She is now working with partners at the University of Lagos, Nigeria and Alupe University, Kenya to enroll about 300 health care providers from 20 facilities on a trial testing the simulation’s impact on neonatal resuscitation performance. The randomized trial will compare provider groups receiving the VR simulation with groups receiving a video training or standard in-person training. A mobile platform from Indiana University, called mobile Helping Babies Survive (mHBS), will capture data from each game session, in-person simulation, and observed newborn resuscitation, storing it for later analysis in a health information database so that researchers can identify which areas of the curriculum were better reinforced by the VR simulation.

One particular area that interests Umoren and others involved in health care simulation training is determining if VR can aid the provider in activation – that is getting a trainee to move forward quickly in the simulation. She explains how the VR simulation may help overcome challenges with activation by offering visual prompts that a new action is needed and encourage the user to move forward when they get stuck on a step.
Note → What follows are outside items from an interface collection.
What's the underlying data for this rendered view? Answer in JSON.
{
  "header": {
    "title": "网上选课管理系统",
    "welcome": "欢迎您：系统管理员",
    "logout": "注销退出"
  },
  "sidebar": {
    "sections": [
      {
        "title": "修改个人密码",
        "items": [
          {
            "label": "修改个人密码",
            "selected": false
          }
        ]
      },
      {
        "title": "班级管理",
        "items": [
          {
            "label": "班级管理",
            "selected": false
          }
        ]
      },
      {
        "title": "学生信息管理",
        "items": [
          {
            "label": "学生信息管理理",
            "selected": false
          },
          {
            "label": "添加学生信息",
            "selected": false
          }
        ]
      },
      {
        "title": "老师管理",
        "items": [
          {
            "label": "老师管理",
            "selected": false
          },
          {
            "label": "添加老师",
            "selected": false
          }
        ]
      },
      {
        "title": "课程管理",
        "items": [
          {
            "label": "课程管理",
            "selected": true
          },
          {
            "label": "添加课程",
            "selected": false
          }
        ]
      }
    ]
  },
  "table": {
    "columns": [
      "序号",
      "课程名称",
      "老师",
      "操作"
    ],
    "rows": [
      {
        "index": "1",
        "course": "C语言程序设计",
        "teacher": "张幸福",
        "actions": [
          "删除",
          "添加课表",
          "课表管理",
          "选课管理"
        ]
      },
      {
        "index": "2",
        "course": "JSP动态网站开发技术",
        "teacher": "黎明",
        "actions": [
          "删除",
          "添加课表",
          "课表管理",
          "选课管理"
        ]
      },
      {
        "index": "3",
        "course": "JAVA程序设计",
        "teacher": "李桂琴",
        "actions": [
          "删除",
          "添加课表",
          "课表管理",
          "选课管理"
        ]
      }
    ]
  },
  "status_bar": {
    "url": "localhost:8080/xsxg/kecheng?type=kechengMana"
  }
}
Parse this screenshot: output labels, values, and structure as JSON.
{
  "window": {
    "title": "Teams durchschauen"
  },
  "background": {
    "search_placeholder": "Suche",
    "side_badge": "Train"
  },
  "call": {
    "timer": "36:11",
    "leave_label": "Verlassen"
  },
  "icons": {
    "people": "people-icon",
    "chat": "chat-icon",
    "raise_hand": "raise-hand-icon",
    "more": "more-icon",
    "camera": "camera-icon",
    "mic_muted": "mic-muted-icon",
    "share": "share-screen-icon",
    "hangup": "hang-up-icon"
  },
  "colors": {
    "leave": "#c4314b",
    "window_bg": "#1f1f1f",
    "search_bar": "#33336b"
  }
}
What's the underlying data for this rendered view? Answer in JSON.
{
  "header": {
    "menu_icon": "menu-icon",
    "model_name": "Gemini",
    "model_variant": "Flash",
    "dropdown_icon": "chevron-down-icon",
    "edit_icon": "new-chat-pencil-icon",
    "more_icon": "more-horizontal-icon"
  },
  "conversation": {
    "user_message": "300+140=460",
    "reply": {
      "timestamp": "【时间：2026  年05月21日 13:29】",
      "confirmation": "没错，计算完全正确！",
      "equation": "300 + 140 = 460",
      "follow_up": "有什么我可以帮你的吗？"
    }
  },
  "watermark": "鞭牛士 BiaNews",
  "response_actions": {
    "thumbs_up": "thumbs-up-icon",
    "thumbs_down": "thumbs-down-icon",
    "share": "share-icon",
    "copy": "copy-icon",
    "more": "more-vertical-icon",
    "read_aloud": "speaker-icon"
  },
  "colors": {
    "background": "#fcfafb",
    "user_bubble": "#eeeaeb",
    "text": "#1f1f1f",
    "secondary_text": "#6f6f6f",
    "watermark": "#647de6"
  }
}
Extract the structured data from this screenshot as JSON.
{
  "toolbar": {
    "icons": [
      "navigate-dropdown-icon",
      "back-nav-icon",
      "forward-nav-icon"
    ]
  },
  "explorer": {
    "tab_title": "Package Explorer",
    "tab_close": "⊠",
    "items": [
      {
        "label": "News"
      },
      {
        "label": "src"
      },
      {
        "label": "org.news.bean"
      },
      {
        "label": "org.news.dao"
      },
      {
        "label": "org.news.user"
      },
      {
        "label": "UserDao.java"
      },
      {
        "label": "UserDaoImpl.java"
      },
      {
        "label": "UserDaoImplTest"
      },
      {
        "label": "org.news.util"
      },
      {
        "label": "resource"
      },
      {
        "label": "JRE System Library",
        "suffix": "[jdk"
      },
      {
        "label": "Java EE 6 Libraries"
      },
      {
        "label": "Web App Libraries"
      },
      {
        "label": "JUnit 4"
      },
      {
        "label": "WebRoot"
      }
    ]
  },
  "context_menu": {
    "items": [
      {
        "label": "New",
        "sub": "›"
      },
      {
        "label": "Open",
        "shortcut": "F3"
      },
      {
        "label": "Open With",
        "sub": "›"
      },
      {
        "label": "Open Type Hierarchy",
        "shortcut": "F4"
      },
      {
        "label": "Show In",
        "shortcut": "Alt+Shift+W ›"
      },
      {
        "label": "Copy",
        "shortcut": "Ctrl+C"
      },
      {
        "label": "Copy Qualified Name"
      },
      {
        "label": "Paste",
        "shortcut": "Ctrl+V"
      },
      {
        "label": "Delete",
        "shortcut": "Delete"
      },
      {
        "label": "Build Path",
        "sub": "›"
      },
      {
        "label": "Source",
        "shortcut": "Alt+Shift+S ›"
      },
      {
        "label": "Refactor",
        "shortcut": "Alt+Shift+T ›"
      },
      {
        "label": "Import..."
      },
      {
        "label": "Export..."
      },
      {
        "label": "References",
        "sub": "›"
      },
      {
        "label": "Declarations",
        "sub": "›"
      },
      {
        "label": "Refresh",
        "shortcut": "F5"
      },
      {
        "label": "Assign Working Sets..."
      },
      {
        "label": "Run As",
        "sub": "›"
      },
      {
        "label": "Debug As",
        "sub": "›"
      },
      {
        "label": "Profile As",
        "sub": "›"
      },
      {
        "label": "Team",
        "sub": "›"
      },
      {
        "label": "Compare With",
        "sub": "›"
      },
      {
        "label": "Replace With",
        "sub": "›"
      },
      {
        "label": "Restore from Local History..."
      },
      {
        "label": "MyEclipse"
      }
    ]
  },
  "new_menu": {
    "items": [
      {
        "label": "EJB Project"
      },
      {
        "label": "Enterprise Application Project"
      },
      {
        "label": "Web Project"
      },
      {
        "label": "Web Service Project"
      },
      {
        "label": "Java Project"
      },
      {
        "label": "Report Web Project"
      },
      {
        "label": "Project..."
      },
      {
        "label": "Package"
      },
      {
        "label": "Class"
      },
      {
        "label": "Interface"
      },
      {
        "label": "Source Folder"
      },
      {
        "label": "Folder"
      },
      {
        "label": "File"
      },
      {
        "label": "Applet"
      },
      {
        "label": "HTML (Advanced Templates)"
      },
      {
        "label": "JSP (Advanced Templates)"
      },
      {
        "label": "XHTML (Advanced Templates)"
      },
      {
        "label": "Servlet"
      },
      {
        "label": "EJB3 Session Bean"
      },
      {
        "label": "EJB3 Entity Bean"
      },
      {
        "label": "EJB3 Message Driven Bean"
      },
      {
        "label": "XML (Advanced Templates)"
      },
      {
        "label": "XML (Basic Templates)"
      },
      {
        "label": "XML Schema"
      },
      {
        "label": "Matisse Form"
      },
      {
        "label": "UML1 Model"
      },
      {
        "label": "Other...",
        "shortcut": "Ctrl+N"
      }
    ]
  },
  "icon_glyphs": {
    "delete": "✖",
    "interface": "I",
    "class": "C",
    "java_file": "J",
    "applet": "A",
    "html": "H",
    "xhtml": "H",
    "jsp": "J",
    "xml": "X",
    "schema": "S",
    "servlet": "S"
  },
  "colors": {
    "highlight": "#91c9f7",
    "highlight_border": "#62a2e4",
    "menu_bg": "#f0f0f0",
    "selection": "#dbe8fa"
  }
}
“We want to reinforce the correct approach, so that means not allowing the user to make so many wrong choices that the baby dies during the simulation,” she said. “Rather, we want to keep providers on the right track, hard-wiring their knowledge of the correct steps to successfully resuscitate the baby.”

Early evidence encourages researchers

While the researchers eagerly await the data from the trial to determine if the tool is effective in facilitating resuscitation training at the sites in Nigeria and Kenya, both the data from the usability studies and healthcare worker receptiveness to the new training modality are encouraging.

Umoren tells the story of a UW biomedical engineering student with no neonatal resuscitation experience who first demoed the virtual training and then went down to a standard simulation lab. While exploring the features of the manikin which included the ability to cry, she noticed that the student placed the hat on the manikin as soon as it started crying, mimicking the next step in the virtual simulation.

When Umoren asked the student why she did that, she responded, “Just like in the training, so that the baby doesn’t get cold.”

“I was amazed to see how the skills introduced in the virtual training immediately translated to real-world practice,” Umoren said. “It’s just one example, but it displays why I think all of our partners have been so receptive and excited to have the opportunity to help develop and test this training.”